The old boxing saying “You learn more in defeat than in all your victories” resonates in the minds of Art Hovhannisyan.
Just 18 months ago, Hovhannisyan was an unbeaten fighter who was beginning to crack contender status and become known in boxing circles. Then it all came crashing down when he suffered his first defeat as a pro.
While the loss saddened Hovhannisyan, it was the best thing that could have happened to the Armenian-born fighter.
Hovhannisyan will fight Jonathan Maicelo in a crossroads bout between once-beaten lightweights at the Little Creek Casino Resort in Shelton, Wash on Friday night. The 10-round bout, along with a 10-round middleweight main event between Tureano Johnson and Mike Gavronski, will be televised live on ESPN2 at 9:00 p.m. ET/ 6:00 p.m. PT.
The last time Hovhannisyan fought on a nationally-televised fight was in February of last year. He was favored to defeat Alejandro Perez and started out well from the opening bell. Then the momentum of the fight shifted to Perez’s favor, where he beat Hovhannisyan to the punch and was the more effective fighter until the final bell in winning a unanimous decision.
The loss to Perez was a learning lesson for Hovhannisyan (17-1-2, 9 knockouts), who resides in the Los Angeles suburb of Glendale. Whether he is fighting a journeyman or a world title holder, Hovhannisyan can not and should not let up physically or mentally.

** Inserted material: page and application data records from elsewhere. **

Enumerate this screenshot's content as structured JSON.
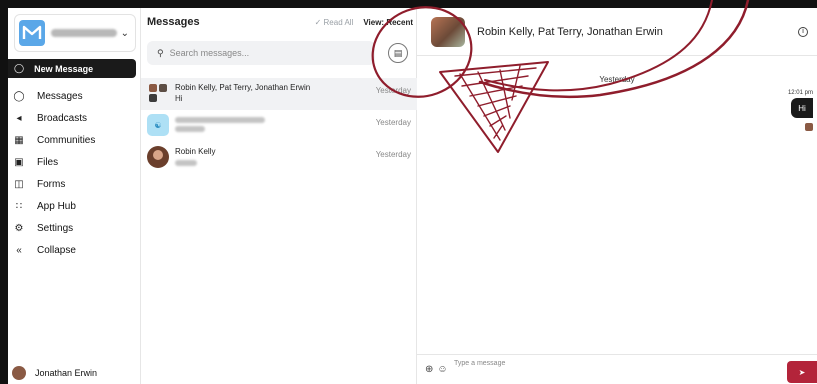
{
  "sidebar": {
    "new_message": "New Message",
    "items": [
      {
        "label": "Messages",
        "icon": "chat-bubble-icon"
      },
      {
        "label": "Broadcasts",
        "icon": "megaphone-icon"
      },
      {
        "label": "Communities",
        "icon": "community-grid-icon"
      },
      {
        "label": "Files",
        "icon": "folder-icon"
      },
      {
        "label": "Forms",
        "icon": "form-icon"
      },
      {
        "label": "App Hub",
        "icon": "app-hub-icon"
      },
      {
        "label": "Settings",
        "icon": "gear-icon"
      },
      {
        "label": "Collapse",
        "icon": "double-chevron-left-icon"
      }
    ],
    "user_name": "Jonathan Erwin"
  },
  "list": {
    "title": "Messages",
    "read_all": "Read All",
    "view_label": "View:",
    "view_value": "Recent",
    "search_placeholder": "Search messages...",
    "conversations": [
      {
        "name": "Robin Kelly, Pat Terry, Jonathan Erwin",
        "preview": "Hi",
        "time": "Yesterday",
        "active": true
      },
      {
        "name": "",
        "preview": "",
        "time": "Yesterday",
        "active": false
      },
      {
        "name": "Robin Kelly",
        "preview": "",
        "time": "Yesterday",
        "active": false
      }
    ]
  },
  "chat": {
    "title": "Robin Kelly, Pat Terry, Jonathan Erwin",
    "day_label": "Yesterday",
    "message_time": "12:01 pm",
    "message_text": "Hi",
    "composer_placeholder": "Type a message"
  },
  "colors": {
    "accent": "#b3243a",
    "dark": "#1a1a1a",
    "annotation": "#8f1d2c"
  }
}
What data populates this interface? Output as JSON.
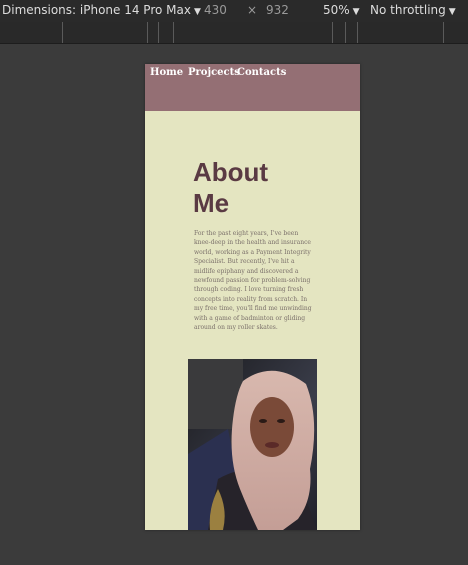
{
  "devtools": {
    "device_label": "Dimensions: iPhone 14 Pro Max",
    "width": "430",
    "separator": "×",
    "height": "932",
    "zoom": "50%",
    "throttling": "No throttling",
    "caret": "▼"
  },
  "site": {
    "nav": [
      "Home",
      "Projcects",
      "Contacts"
    ],
    "title_line1": "About",
    "title_line2": "Me",
    "bio": "For the past eight years, I've been knee-deep in the health and insurance world, working as a Payment Integrity Specialist. But recently, I've hit a midlife epiphany and discovered a newfound passion for problem-solving through coding. I love turning fresh concepts into reality from scratch. In my free time, you'll find me unwinding with a game of badminton or gliding around on my roller skates.",
    "photo_icon": "portrait-photo"
  }
}
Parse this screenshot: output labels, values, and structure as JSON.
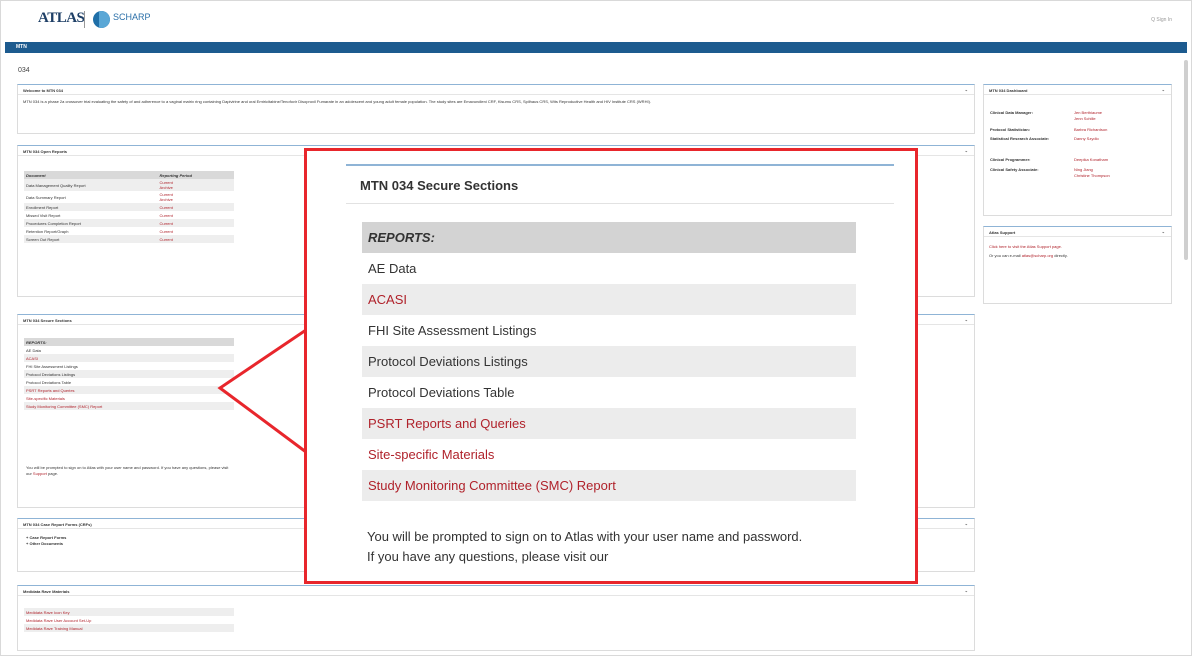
{
  "header": {
    "logo_text": "ATLAS",
    "partner_logo": "SCHARP",
    "sign_in": "Q Sign In",
    "nav_label": "MTN",
    "breadcrumb": "034"
  },
  "welcome": {
    "title": "Welcome to MTN 034",
    "text": "MTN 034 is a phase 2a crossover trial evaluating the safety of and adherence to a vaginal matrix ring containing Dapivirine and oral Emtricitabine/Tenofovir Disoproxil Fumarate in an adolescent and young adult female population. The study sites are Emavundleni CRF, Kisumu CRS, Spilhaus CRS, Wits Reproductive Health and HIV Institute CRS (WRHI)."
  },
  "open_reports": {
    "title": "MTN 034 Open Reports",
    "col_document": "Document",
    "col_period": "Reporting Period",
    "rows": [
      {
        "doc": "Data Management Quality Report",
        "p1": "Current",
        "p2": "Archive"
      },
      {
        "doc": "Data Summary Report",
        "p1": "Current",
        "p2": "Archive"
      },
      {
        "doc": "Enrollment Report",
        "p1": "Current",
        "p2": ""
      },
      {
        "doc": "Missed Visit Report",
        "p1": "Current",
        "p2": ""
      },
      {
        "doc": "Procedures Completion Report",
        "p1": "Current",
        "p2": ""
      },
      {
        "doc": "Retention Report/Graph",
        "p1": "Current",
        "p2": ""
      },
      {
        "doc": "Screen Out Report",
        "p1": "Current",
        "p2": ""
      }
    ]
  },
  "secure": {
    "title": "MTN 034 Secure Sections",
    "header": "REPORTS:",
    "items": [
      "AE Data",
      "ACASI",
      "FHI Site Assessment Listings",
      "Protocol Deviations Listings",
      "Protocol Deviations Table",
      "PSRT Reports and Queries",
      "Site-specific Materials",
      "Study Monitoring Committee (SMC) Report"
    ],
    "prompt": "You will be prompted to sign on to Atlas with your user name and password. If you have any questions, please visit our",
    "prompt_link": "Support",
    "prompt_end": " page.",
    "zoom_prompt": "You will be prompted to sign on to Atlas with your user name and password. If you have any questions, please visit our"
  },
  "crf": {
    "title": "MTN 034 Case Report Forms (CRFs)",
    "items": [
      "Case Report Forms",
      "Other Documents"
    ]
  },
  "medidata": {
    "title": "Medidata Rave Materials",
    "items": [
      "Medidata Rave Icon Key",
      "Medidata Rave User Account Set-Up",
      "Medidata Rave Training Manual"
    ]
  },
  "dashboard": {
    "title": "MTN 034 Dashboard",
    "rows": [
      {
        "role": "Clinical Data Manager:",
        "names": [
          "Jen Berthiaume",
          "Jenn Schille"
        ]
      },
      {
        "role": "Protocol Statistician:",
        "names": [
          "Barbra Richardson"
        ]
      },
      {
        "role": "Statistical Research Associate:",
        "names": [
          "Danny Szydlo"
        ]
      },
      {
        "role": "Clinical Programmer:",
        "names": [
          "Deepika Konatham"
        ]
      },
      {
        "role": "Clinical Safety Associate:",
        "names": [
          "Ning Jiang",
          "Christine Thompson"
        ]
      }
    ]
  },
  "support": {
    "title": "Atlas Support",
    "link": "Click here to visit the Atlas Support page.",
    "email_pre": "Or you can e-mail",
    "email": "atlas@scharp.org",
    "email_post": "directly."
  },
  "colors": {
    "accent": "#1d5b8f",
    "link": "#b0222b",
    "callout": "#e8262c"
  },
  "icons": [
    "chevron-down-icon",
    "search-icon"
  ]
}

“I have to concentrate 100 percent before and during a fight,” Hovhannisyan told RingTV.com. “I lacked focus before and during the fight. I did not spar a lot before the fight. I learned a lot from that fight. The loss did a lot for me.”
Since the loss to Perez, Hovhannisyan has won his last two bouts in a row, including an eight round unanimous decision over Miguel Zuniga on April 12 in Inglewood, Calif.
He will face a fighter in Maicelo on Friday night that is a dangerous puncher with an aggressive style. Maicelo’s only defeat was to hard-hitting Russian Rustam Nugaev in April of last year.
“I am ready (for Friday night),” said Hovhannisyan, who is promoted by Gary Shaw Productions. “If he (Maicelo) wants to box, we can box. If he wants to brawl, we can brawl. He’s a puncher, but he can’t surprise me. I can punch too, and I can punch really hard.”
It is not only Hovhannisyan who believes the loss to Perez was a blessing in disguise. His manager, George Bastrmajyan, sees a different demeanor in Hovhannisyan, one where he is much more hungrier, yet loose in the gym.
Hovhannisyan may not have too much time left as a serious contender as well. He will turn 33 in November and a loss could seriously thwart a path towards fighting for a world title belt.
Despite having only 20 fights as a pro, Hovhannisyan believes he is more than ready to fight 12 round bouts against top contenders or even world champions. One fighter he has his eyes set on his WBC lightweight champion Omar Figueroa.
“I’m ready to fight and beat any lightweight out there,” said Hovhannisyan, who reportedly has over 250 amateur victories. “I’m mentally in a better place now than where I was before.”
Hovhannisyan talks a good game, but it will remain to be seen if he has learned from his loss to Perez or if he could contend for a world title.
There could be bigger and better fights in Hovhannisyan’s future, but he has to take care of business against a formidable foe in Maicelo. He does not want for deja vu to happen again, considering it is an important television fight.
With so much on the line, Hovhannisyan will have the mentality of win or bust.
“I can’t afford a loss. Compared to the Perez fight, I’m willing to die in the ring.”
Francisco A. Salazar has written for RingTV since October of 2013 and has covered boxing in Southern California and abroad since 2000. He also covers boxing for the Ventura County (CA) Star newspaper, Boxingscene.com, and Knockout Nation. He can be reached by email at [email protected] or on Twitter at FSalazarBoxing